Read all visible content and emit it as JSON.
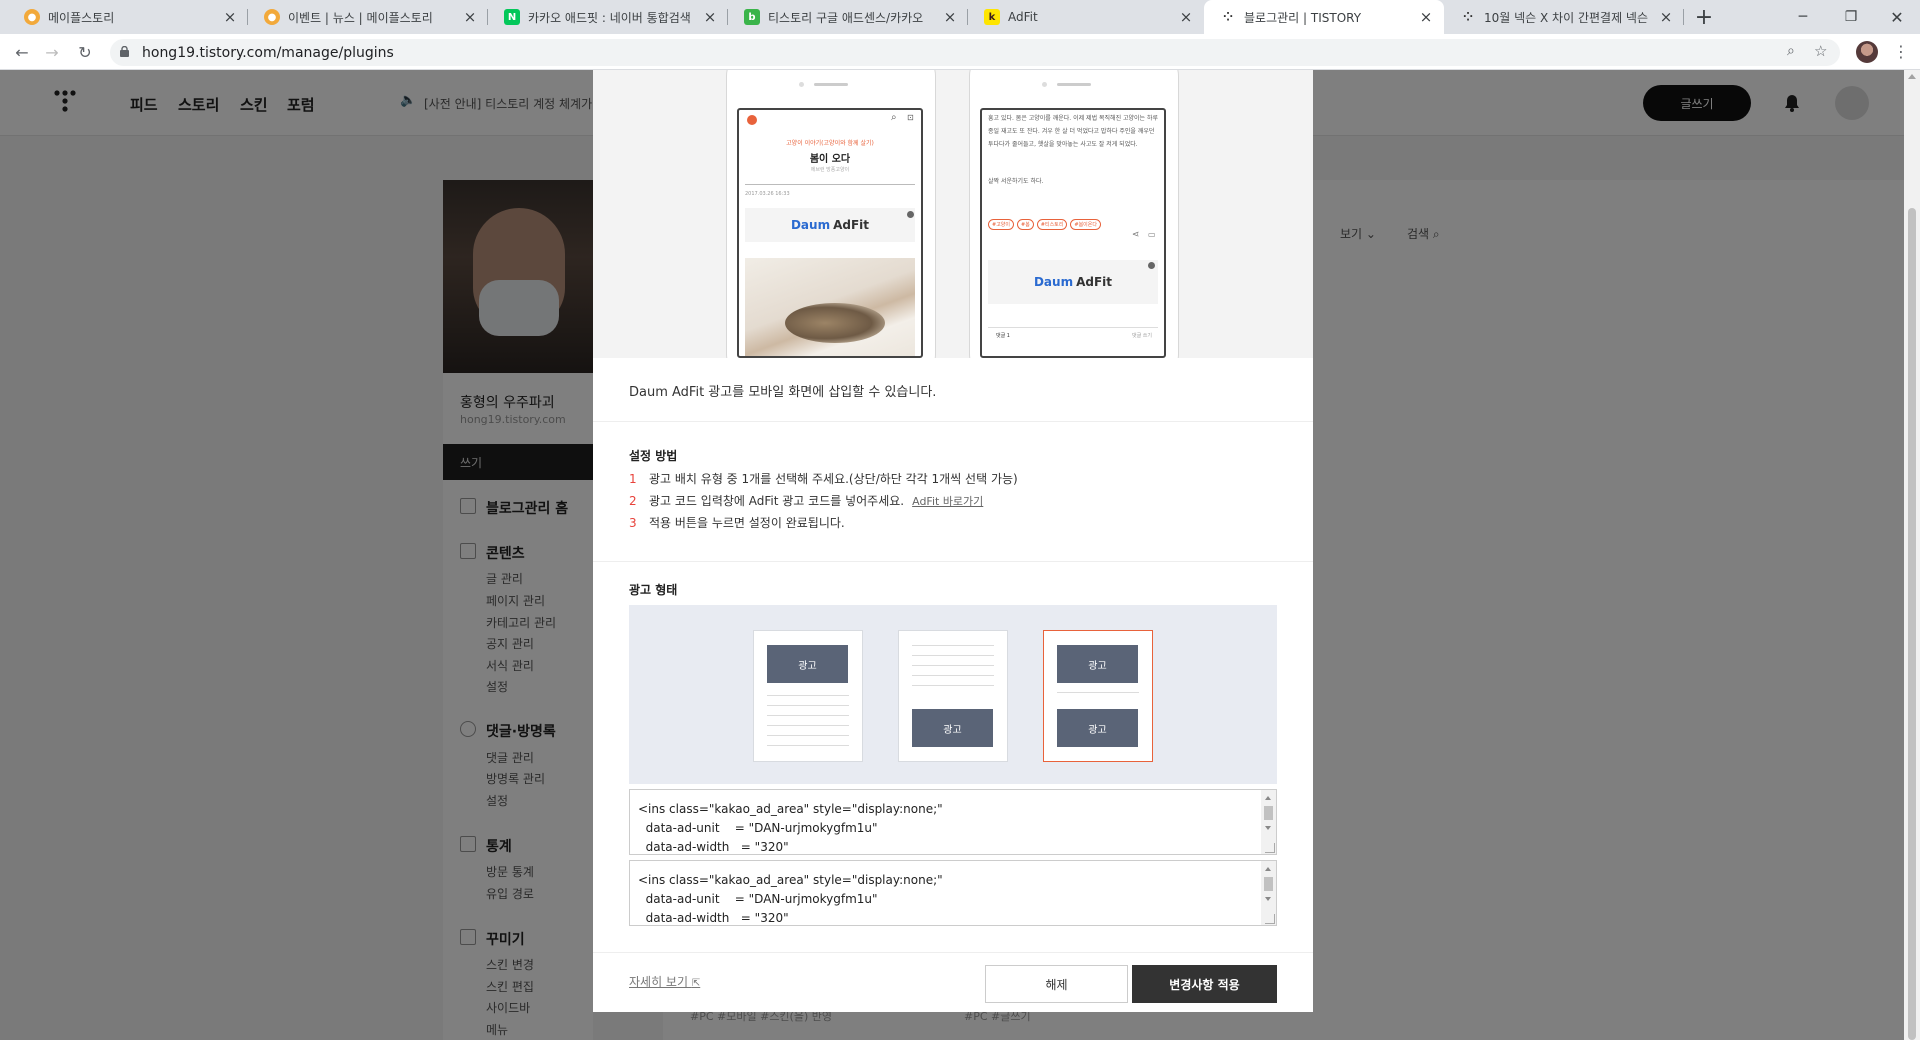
{
  "browser": {
    "tabs": [
      {
        "title": "메이플스토리",
        "favicon": "maple-icon"
      },
      {
        "title": "이벤트 | 뉴스 | 메이플스토리",
        "favicon": "maple-icon"
      },
      {
        "title": "카카오 애드핏 : 네이버 통합검색",
        "favicon": "naver-icon"
      },
      {
        "title": "티스토리 구글 애드센스/카카오",
        "favicon": "blog-icon"
      },
      {
        "title": "AdFit",
        "favicon": "kakao-icon"
      },
      {
        "title": "블로그관리 | TISTORY",
        "favicon": "tistory-icon"
      },
      {
        "title": "10월 넥슨 X 차이 간편결제 넥슨",
        "favicon": "tistory-icon"
      }
    ],
    "url": "hong19.tistory.com/manage/plugins"
  },
  "gnb": {
    "nav": [
      "피드",
      "스토리",
      "스킨",
      "포럼"
    ],
    "notice": "[사전 안내] 티스토리 계정 체계가 카",
    "write_button": "글쓰기"
  },
  "sidebar": {
    "blog_name": "홍형의 우주파괴",
    "blog_url": "hong19.tistory.com",
    "write": "쓰기",
    "home": "블로그관리 홈",
    "sections": [
      {
        "title": "콘텐츠",
        "items": [
          "글 관리",
          "페이지 관리",
          "카테고리 관리",
          "공지 관리",
          "서식 관리",
          "설정"
        ]
      },
      {
        "title": "댓글·방명록",
        "items": [
          "댓글 관리",
          "방명록 관리",
          "설정"
        ]
      },
      {
        "title": "통계",
        "items": [
          "방문 통계",
          "유입 경로"
        ]
      },
      {
        "title": "꾸미기",
        "items": [
          "스킨 변경",
          "스킨 편집",
          "사이드바",
          "메뉴"
        ]
      }
    ]
  },
  "content": {
    "view_label": "보기",
    "search_label": "검색",
    "card_tags": [
      "#PC  #모바일  #스킨(을) 반영",
      "#PC  #글쓰기"
    ]
  },
  "modal": {
    "preview": {
      "left_tagline": "고양이 이야기(고양이와 함께 살기)",
      "left_title": "봄이 오다",
      "left_sub": "에브런 방풍고양이",
      "left_date": "2017.03.26  16:33",
      "adfit_label": "AdFit",
      "right_text": "흥고 있다. 봄은 고양이를 깨운다. 이제 제법 목직해진 고양이는 하루 종일 재고도 또 잔다. 겨우 한 살 더 먹었다고 밥하다 주인을 깨우던 투다다가 줄어들고, 햇살을 맞아놓는 사고도 잘 저게 되었다.",
      "right_text2": "살짝 서운하기도 하다.",
      "right_tags": [
        "#고양이",
        "#봄",
        "#티스토리",
        "#봄이온다"
      ],
      "right_comment": "댓글 1",
      "right_comment_write": "댓글 쓰기"
    },
    "description": "Daum AdFit 광고를 모바일 화면에 삽입할 수 있습니다.",
    "setup_title": "설정 방법",
    "steps": [
      {
        "num": "1",
        "text": "광고 배치 유형 중 1개를 선택해 주세요.(상단/하단 각각 1개씩 선택 가능)"
      },
      {
        "num": "2",
        "text": "광고 코드 입력창에 AdFit 광고 코드를 넣어주세요.",
        "link": "AdFit 바로가기"
      },
      {
        "num": "3",
        "text": "적용 버튼을 누르면 설정이 완료됩니다."
      }
    ],
    "ad_type_title": "광고 형태",
    "ad_label": "광고",
    "selected_type": 3,
    "code_top": "<ins class=\"kakao_ad_area\" style=\"display:none;\"\n  data-ad-unit    = \"DAN-urjmokygfm1u\"\n  data-ad-width   = \"320\"",
    "code_bottom": "<ins class=\"kakao_ad_area\" style=\"display:none;\"\n  data-ad-unit    = \"DAN-urjmokygfm1u\"\n  data-ad-width   = \"320\"",
    "more_link": "자세히 보기",
    "cancel_button": "해제",
    "apply_button": "변경사항 적용",
    "accent": "#e8623b"
  }
}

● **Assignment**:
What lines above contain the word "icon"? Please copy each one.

● **Your solution**:
        "favicon": "maple-icon"
        "favicon": "maple-icon"
        "favicon": "naver-icon"
        "favicon": "blog-icon"
        "favicon": "kakao-icon"
        "favicon": "tistory-icon"
        "favicon": "tistory-icon"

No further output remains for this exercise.